Accolade and frustration of the international community during the Bulldozer Initiative in Bosnia and Herzegovina
“Other critics, primarily from international agencies, raised concern when the Bulldozer process started to tackle issues that clearly went out of the scope of the “micro-reforms” it had intended to process. When there were synergies between the development policies of the international agencies and the policy choices of the business community, donors were happy to use the Bulldozer as a platform to voice their concern with the government. In the case of Bulldozer Phase I Reform number 23, which addresses moving the point of collection for excisable tax, the OHR and IMF were happy to have the impetus come from local businesses, although this had long been an IMF policy objective. But this willingness to let the Bulldozer process lead structural policies was limited to the extent it promoted the International Community’s own agenda and priorities. A semi-crisis occurred, for instance, with Bulldozer Phase II Reform number 17, when the Bulldozer Committee on Agriculture decided to request an export ban on raw logs, until a new forestry certification mechanism would enable the export of wood while preserving both the local industry and the BiH ecosystem. Agreeing with the reform goal, which it had identified through consultations with the private sector, the World Bank opposed the approach of an export ban, as it contradicted its longer-term policy choice expressed in a Bank-funded multi-year forestry program. But despite this opposition, entrepreneurs decided to go for the quick solution of the ban and the reform was voted through as the international agencies no longer had veto power in the Plenary Sessions. [-]
This example illustrates the limits of the [public-private dialogue] process. Even if it is sponsored by international agencies, such a process will always remain private sector driven in its approach and in the recommendations it makes. Whether the international agencies can live with the results is another question. But it must be borne in mind that such disagreements are the sign of a healthy democratic process. After all, one cannot wish to have a vibrant private sector advocacy process and at the same time expect it to remain on the sidelines, applauding politely every move made by internationals.”
Investment Climate Reform – Going the Last Mile: The Bulldozer Initiative in Bosnia and Herzegovina – Benjamin Herzberg, World Bank, Policy Research Working Paper Series with number 3390.
But it is the participants who should set the pace – not the donors’ internal timetables. Donors should not impose their own agendas on PPD. Donors should not force PPD agendas into limited time horizons due to foreign aid procedures and restrictions.

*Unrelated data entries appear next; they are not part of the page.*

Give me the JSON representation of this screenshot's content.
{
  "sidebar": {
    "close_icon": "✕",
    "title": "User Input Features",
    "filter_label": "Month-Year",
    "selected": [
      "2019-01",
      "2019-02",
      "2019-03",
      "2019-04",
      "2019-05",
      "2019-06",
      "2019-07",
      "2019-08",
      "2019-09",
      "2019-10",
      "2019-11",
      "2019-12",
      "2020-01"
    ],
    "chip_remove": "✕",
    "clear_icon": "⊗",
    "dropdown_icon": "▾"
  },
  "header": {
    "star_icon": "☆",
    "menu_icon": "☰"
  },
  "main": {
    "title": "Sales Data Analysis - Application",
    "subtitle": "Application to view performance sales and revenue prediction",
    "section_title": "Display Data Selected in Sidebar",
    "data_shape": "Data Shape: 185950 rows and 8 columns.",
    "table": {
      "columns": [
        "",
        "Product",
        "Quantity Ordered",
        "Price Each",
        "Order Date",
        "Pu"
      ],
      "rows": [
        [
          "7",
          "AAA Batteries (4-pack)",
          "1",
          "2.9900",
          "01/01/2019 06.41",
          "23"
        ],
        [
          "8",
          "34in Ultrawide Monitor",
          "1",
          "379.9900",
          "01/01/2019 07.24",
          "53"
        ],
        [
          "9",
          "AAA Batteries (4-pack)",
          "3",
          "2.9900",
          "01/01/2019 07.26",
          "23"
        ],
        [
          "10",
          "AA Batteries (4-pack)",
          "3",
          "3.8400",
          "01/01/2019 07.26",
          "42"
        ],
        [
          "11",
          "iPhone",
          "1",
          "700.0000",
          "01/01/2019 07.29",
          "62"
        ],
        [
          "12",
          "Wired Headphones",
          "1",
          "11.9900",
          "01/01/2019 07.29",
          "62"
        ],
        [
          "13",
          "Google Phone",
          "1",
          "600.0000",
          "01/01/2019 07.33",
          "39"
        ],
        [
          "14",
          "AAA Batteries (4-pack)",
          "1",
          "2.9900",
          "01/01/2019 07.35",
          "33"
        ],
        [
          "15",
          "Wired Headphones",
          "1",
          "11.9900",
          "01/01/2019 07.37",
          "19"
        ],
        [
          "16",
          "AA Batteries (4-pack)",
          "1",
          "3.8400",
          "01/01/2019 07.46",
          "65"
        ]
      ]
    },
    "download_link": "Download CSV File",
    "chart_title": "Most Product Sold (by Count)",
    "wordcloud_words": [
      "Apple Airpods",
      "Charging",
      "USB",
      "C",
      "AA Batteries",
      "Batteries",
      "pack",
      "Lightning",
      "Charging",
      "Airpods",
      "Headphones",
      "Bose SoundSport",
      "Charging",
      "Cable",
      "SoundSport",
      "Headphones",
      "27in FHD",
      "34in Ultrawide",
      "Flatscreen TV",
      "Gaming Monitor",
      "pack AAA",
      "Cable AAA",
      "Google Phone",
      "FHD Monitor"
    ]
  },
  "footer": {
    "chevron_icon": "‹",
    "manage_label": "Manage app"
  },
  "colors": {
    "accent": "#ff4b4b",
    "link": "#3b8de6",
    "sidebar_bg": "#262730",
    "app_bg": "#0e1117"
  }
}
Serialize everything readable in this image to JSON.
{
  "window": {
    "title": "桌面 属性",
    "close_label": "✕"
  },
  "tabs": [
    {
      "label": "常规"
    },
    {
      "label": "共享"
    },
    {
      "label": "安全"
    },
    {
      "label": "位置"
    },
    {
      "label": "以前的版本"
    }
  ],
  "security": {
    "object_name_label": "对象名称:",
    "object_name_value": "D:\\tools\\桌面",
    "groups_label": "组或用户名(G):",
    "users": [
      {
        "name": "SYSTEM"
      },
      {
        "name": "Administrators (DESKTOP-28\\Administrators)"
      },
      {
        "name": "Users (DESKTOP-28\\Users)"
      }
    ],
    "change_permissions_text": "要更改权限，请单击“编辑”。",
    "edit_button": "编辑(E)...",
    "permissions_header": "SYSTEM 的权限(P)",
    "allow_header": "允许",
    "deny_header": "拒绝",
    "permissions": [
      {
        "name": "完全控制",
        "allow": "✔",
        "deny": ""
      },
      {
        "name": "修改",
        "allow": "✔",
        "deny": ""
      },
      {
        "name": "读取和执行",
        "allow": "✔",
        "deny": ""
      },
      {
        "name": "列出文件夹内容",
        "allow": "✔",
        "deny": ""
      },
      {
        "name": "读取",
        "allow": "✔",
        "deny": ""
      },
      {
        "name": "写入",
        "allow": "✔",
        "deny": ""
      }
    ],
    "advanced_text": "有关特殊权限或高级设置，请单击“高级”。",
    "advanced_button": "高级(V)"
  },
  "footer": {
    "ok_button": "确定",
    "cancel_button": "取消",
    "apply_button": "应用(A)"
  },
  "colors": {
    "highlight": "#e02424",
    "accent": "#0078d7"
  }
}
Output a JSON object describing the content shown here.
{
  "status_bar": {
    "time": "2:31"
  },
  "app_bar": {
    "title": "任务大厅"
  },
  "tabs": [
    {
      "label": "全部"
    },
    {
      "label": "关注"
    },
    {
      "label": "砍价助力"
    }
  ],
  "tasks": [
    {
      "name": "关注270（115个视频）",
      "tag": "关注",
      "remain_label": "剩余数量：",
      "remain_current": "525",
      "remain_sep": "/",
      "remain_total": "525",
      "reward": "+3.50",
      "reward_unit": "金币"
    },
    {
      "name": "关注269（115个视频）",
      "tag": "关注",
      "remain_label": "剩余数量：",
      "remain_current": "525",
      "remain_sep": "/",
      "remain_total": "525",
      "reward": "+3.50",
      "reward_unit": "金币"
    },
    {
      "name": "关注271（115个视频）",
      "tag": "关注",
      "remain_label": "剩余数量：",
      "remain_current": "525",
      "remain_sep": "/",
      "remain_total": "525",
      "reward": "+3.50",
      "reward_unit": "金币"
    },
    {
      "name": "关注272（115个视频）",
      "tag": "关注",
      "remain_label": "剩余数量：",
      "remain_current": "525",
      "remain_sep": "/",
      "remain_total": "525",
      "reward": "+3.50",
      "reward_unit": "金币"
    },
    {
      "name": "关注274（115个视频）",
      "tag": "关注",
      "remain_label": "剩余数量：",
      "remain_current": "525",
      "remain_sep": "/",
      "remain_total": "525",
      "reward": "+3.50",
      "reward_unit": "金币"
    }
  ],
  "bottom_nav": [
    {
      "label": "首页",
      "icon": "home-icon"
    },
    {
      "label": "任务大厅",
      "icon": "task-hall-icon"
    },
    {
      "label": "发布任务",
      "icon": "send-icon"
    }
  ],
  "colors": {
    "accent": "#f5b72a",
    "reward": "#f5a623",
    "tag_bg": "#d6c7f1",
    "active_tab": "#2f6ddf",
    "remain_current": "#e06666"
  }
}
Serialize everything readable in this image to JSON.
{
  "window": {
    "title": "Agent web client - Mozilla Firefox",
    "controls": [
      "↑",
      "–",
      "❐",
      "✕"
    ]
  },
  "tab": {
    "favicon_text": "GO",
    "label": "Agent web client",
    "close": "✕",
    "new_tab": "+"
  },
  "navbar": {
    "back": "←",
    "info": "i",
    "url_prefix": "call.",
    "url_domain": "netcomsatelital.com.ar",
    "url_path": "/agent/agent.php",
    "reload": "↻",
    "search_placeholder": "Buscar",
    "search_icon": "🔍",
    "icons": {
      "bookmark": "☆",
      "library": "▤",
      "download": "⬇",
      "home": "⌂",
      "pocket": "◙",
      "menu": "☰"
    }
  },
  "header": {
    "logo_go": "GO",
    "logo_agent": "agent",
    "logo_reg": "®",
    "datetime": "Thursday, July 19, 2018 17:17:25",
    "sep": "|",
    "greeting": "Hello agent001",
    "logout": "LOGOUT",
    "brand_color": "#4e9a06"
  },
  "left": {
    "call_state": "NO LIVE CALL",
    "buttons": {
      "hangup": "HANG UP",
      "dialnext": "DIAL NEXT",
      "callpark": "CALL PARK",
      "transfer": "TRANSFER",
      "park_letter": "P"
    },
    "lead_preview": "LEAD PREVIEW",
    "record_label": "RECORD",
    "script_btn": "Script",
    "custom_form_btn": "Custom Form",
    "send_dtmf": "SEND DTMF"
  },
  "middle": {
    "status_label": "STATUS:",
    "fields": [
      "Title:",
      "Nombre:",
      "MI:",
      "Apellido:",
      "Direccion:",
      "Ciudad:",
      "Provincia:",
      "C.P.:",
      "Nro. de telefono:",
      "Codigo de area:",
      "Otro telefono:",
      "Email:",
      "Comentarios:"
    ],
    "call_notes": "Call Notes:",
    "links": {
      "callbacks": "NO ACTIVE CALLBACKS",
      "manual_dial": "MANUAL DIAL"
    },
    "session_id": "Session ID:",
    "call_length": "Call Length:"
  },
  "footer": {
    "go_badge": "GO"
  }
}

This can be reinforced if there is a lack of coordination within donors. Donor coordination is indeed paramount. Donors may do the most damage to PPD when they confuse participants through uncoordinated initiatives that tackle the same issues through parallel, isolated projects that soak up scarce human resources.
If reform proposals bear the legitimacy of local entrepreneurs’ demands and are vetted by international agencies, they have a stronger chance to get enacted and implemented.